Silvering the glass strips that are to be inserted between etched paving slabs proved a little tricky. In the end, it was the rather low temperature of my studio (10 degrees C) that was the problem. A cosy 21 degrees was needed to make the chemical reactions work. A god excuse to whack up the heating! Angel Gilding supplied the silvering kit – it came all the way from the USA!
I could seriously get into this silvering idea. Attempting to silver very thin strips with not much in the way of time or materials to spare was rather stressful but it worked out ok. Square foot coverage of several thin strips is not the same as if they were all one sheet though, so I got through a lot of chemicals! It was fun though, and now they’re being cemented in place as I type. The long thin strips are silvered on 2 sides then embedded in the ground with only 1 clear edge visible. The intention is that the light enters and bounces around giving little strips of luminosity and depth in amongst recycled glass paving etched with signage text and a poem.
The installation of our Old Railway Line public art project has now been put back for a second time – until January! While things were pretty tight schedule-wise, and the first short delay was quite welcome, this does seem a long time to wait.
I’m now on with further research into health and safety issues to do with laying the glass strips into the ground. Our work has to be able to withstand vehicles driving over it, and the contractors need to have proof that the stuff we’re asking them to install complies with health and safety regulations and is fit for purpose. With the etched paving slabs the supplier provides that information. With strips of glass that I’ve water-jet cut and am soon to be silvering it doesn’t seem so straightforward. Hmmm… think I need to give my old tutor a ring – architectural glass artist Cate Watkinson of Watkinson Glass Associates.

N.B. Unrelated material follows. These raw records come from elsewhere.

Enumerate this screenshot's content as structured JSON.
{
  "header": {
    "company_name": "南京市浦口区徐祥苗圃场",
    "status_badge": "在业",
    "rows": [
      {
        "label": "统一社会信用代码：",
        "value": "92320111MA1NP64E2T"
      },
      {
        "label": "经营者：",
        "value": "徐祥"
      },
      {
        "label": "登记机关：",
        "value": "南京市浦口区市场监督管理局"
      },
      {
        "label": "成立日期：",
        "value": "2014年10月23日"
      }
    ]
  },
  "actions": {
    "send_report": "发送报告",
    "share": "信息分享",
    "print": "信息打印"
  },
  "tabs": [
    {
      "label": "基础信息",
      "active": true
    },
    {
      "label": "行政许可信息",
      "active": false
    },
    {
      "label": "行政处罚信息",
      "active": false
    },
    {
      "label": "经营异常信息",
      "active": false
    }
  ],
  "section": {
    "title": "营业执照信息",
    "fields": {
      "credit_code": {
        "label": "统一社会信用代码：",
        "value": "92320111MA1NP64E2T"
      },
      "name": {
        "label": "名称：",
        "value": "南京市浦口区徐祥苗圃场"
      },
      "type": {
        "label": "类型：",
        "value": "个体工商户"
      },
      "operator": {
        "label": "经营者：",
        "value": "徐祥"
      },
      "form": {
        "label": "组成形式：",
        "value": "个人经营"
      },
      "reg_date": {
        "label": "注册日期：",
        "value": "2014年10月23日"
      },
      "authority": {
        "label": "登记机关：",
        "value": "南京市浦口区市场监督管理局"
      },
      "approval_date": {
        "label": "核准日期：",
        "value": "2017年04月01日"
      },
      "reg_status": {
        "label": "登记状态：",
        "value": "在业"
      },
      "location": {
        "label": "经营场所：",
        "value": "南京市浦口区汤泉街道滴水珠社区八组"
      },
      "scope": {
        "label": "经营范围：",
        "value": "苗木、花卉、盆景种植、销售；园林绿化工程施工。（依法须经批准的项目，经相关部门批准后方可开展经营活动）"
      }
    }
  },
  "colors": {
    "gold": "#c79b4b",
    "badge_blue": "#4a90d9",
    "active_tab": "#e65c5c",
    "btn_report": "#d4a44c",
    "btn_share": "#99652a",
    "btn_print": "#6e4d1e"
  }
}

Anyway, I had fun water-jet cutting the glass at the University of Sunderland’s Glass dept. (see picture)
A public art project on the Scarborough – Whitby Old Railway Line is my most recent project. Commissioned by Scarborough Borough Council and the Friends of the Old Railway Line this is a joint project with Adrian Riley of Electric Angel Design. The finished artwork will be ground based and will act as both signage and waymarker. Visually the artwork is inpsired by period railway typography with giant lettering and subtle glass inserts within paving made from recycled glass. Poetry by John Wedgewood Clarke is being etched into the surface. We went to the site with John and talked to users of the track in order to generate words and phrases that formed the raw material from which John has written the poem. Progress can be seen on the projects own blog http://www.railwayart.com/ This images shows the scale mock-up in progress.
The project has been a complicated one particularly regarding costings and sourcing materials and services and has taken many hours of sorting! It’s been a steep learning curve but fun nevertheless. It’s also been great working with Electric Angel. It has made me realise I much prefer working with other people. Partnership working here I come!